• _Directions for this task_
Repeat every line of the data exactly; the pictures stay out.

::::::::::

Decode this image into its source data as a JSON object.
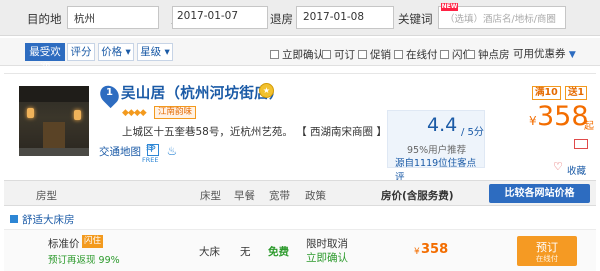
{
  "search": {
    "destination_label": "目的地",
    "destination_value": "杭州",
    "checkin_label": "入住",
    "checkin_value": "2017-01-07",
    "checkout_label": "退房",
    "checkout_value": "2017-01-08",
    "keyword_label": "关键词",
    "keyword_placeholder": "（选填）酒店名/地标/商圈",
    "new_badge": "NEW"
  },
  "filters": {
    "sort_tabs": [
      "最受欢迎",
      "评分",
      "价格 ▾",
      "星级 ▾"
    ],
    "checkboxes": [
      "立即确认",
      "可订",
      "促销",
      "在线付",
      "闪住",
      "钟点房"
    ],
    "coupon_label": "可用优惠券",
    "coupon_caret": "▼"
  },
  "hotel": {
    "index": "1",
    "name": "吴山居（杭州河坊街店）",
    "medal": "★",
    "diamonds": "◆◆◆◆",
    "chain_tag": "江南韵味",
    "address": "上城区十五奎巷58号，近杭州艺苑。",
    "area_link": "【 西湖南宋商圈 】",
    "map_link": "交通地图",
    "icons": {
      "parking": "P",
      "wifi": "FREE",
      "wifi_symbol": "≋"
    },
    "score": "4.4",
    "score_den": "/ 5分",
    "recommend": "95%用户推荐",
    "reviews": "源自1119位住客点评",
    "promo_man": "满10",
    "promo_jian": "送1",
    "price_currency": "¥",
    "price": "358",
    "price_suffix": "起",
    "favorite": "收藏",
    "heart": "♡"
  },
  "table": {
    "headers": {
      "room": "房型",
      "bed": "床型",
      "breakfast": "早餐",
      "wifi": "宽带",
      "policy": "政策",
      "price": "房价(含服务费)"
    },
    "compare_button": "比较各网站价格",
    "room_type": "舒适大床房",
    "rate": {
      "name": "标准价",
      "flash": "闪住",
      "sub": "预订再返现 99%",
      "bed": "大床",
      "breakfast": "无",
      "wifi": "免费",
      "policy_line1": "限时取消",
      "policy_line2": "立即确认",
      "price_currency": "¥",
      "price": "358",
      "book_label": "预订",
      "book_sub": "在线付"
    }
  }
}
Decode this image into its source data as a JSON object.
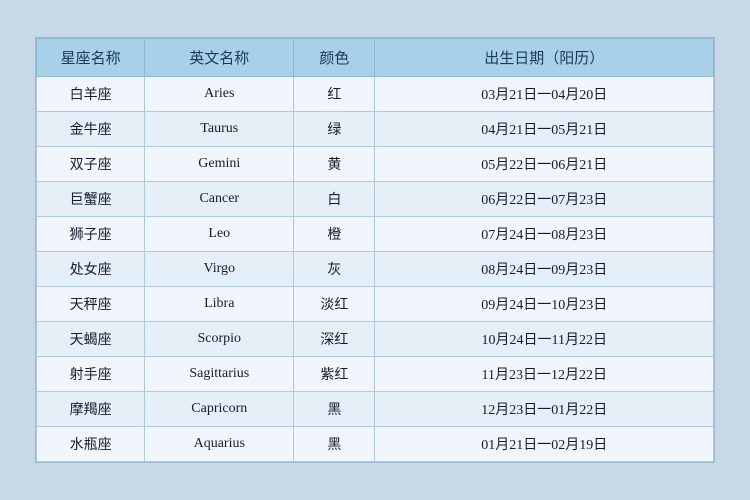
{
  "table": {
    "headers": [
      "星座名称",
      "英文名称",
      "颜色",
      "出生日期（阳历）"
    ],
    "rows": [
      {
        "zh": "白羊座",
        "en": "Aries",
        "color": "红",
        "date": "03月21日一04月20日"
      },
      {
        "zh": "金牛座",
        "en": "Taurus",
        "color": "绿",
        "date": "04月21日一05月21日"
      },
      {
        "zh": "双子座",
        "en": "Gemini",
        "color": "黄",
        "date": "05月22日一06月21日"
      },
      {
        "zh": "巨蟹座",
        "en": "Cancer",
        "color": "白",
        "date": "06月22日一07月23日"
      },
      {
        "zh": "狮子座",
        "en": "Leo",
        "color": "橙",
        "date": "07月24日一08月23日"
      },
      {
        "zh": "处女座",
        "en": "Virgo",
        "color": "灰",
        "date": "08月24日一09月23日"
      },
      {
        "zh": "天秤座",
        "en": "Libra",
        "color": "淡红",
        "date": "09月24日一10月23日"
      },
      {
        "zh": "天蝎座",
        "en": "Scorpio",
        "color": "深红",
        "date": "10月24日一11月22日"
      },
      {
        "zh": "射手座",
        "en": "Sagittarius",
        "color": "紫红",
        "date": "11月23日一12月22日"
      },
      {
        "zh": "摩羯座",
        "en": "Capricorn",
        "color": "黑",
        "date": "12月23日一01月22日"
      },
      {
        "zh": "水瓶座",
        "en": "Aquarius",
        "color": "黑",
        "date": "01月21日一02月19日"
      }
    ]
  }
}
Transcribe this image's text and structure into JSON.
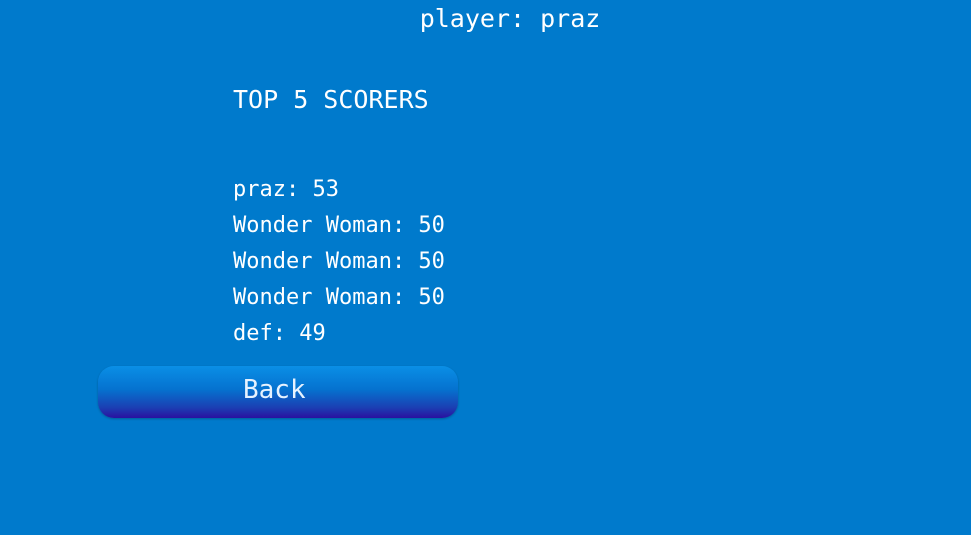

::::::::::

• _Response to the exercise_
Decode this image into its source data as a JSON object.
{
  "search": {
    "destination_label": "目的地",
    "destination_value": "杭州",
    "checkin_label": "入住",
    "checkin_value": "2017-01-07",
    "checkout_label": "退房",
    "checkout_value": "2017-01-08",
    "keyword_label": "关键词",
    "keyword_placeholder": "（选填）酒店名/地标/商圈",
    "new_badge": "NEW"
  },
  "filters": {
    "sort_tabs": [
      "最受欢迎",
      "评分",
      "价格 ▾",
      "星级 ▾"
    ],
    "checkboxes": [
      "立即确认",
      "可订",
      "促销",
      "在线付",
      "闪住",
      "钟点房"
    ],
    "coupon_label": "可用优惠券",
    "coupon_caret": "▼"
  },
  "hotel": {
    "index": "1",
    "name": "吴山居（杭州河坊街店）",
    "medal": "★",
    "diamonds": "◆◆◆◆",
    "chain_tag": "江南韵味",
    "address": "上城区十五奎巷58号，近杭州艺苑。",
    "area_link": "【 西湖南宋商圈 】",
    "map_link": "交通地图",
    "icons": {
      "parking": "P",
      "wifi": "FREE",
      "wifi_symbol": "≋"
    },
    "score": "4.4",
    "score_den": "/ 5分",
    "recommend": "95%用户推荐",
    "reviews": "源自1119位住客点评",
    "promo_man": "满10",
    "promo_jian": "送1",
    "price_currency": "¥",
    "price": "358",
    "price_suffix": "起",
    "favorite": "收藏",
    "heart": "♡"
  },
  "table": {
    "headers": {
      "room": "房型",
      "bed": "床型",
      "breakfast": "早餐",
      "wifi": "宽带",
      "policy": "政策",
      "price": "房价(含服务费)"
    },
    "compare_button": "比较各网站价格",
    "room_type": "舒适大床房",
    "rate": {
      "name": "标准价",
      "flash": "闪住",
      "sub": "预订再返现 99%",
      "bed": "大床",
      "breakfast": "无",
      "wifi": "免费",
      "policy_line1": "限时取消",
      "policy_line2": "立即确认",
      "price_currency": "¥",
      "price": "358",
      "book_label": "预订",
      "book_sub": "在线付"
    }
  }
}
Decode this image into its source data as a JSON object.
{
  "table": {
    "headers": [
      "星座名称",
      "英文名称",
      "颜色",
      "出生日期（阳历）"
    ],
    "rows": [
      {
        "zh": "白羊座",
        "en": "Aries",
        "color": "红",
        "date": "03月21日一04月20日"
      },
      {
        "zh": "金牛座",
        "en": "Taurus",
        "color": "绿",
        "date": "04月21日一05月21日"
      },
      {
        "zh": "双子座",
        "en": "Gemini",
        "color": "黄",
        "date": "05月22日一06月21日"
      },
      {
        "zh": "巨蟹座",
        "en": "Cancer",
        "color": "白",
        "date": "06月22日一07月23日"
      },
      {
        "zh": "狮子座",
        "en": "Leo",
        "color": "橙",
        "date": "07月24日一08月23日"
      },
      {
        "zh": "处女座",
        "en": "Virgo",
        "color": "灰",
        "date": "08月24日一09月23日"
      },
      {
        "zh": "天秤座",
        "en": "Libra",
        "color": "淡红",
        "date": "09月24日一10月23日"
      },
      {
        "zh": "天蝎座",
        "en": "Scorpio",
        "color": "深红",
        "date": "10月24日一11月22日"
      },
      {
        "zh": "射手座",
        "en": "Sagittarius",
        "color": "紫红",
        "date": "11月23日一12月22日"
      },
      {
        "zh": "摩羯座",
        "en": "Capricorn",
        "color": "黑",
        "date": "12月23日一01月22日"
      },
      {
        "zh": "水瓶座",
        "en": "Aquarius",
        "color": "黑",
        "date": "01月21日一02月19日"
      }
    ]
  }
}
Transcribe this image's text and structure into JSON.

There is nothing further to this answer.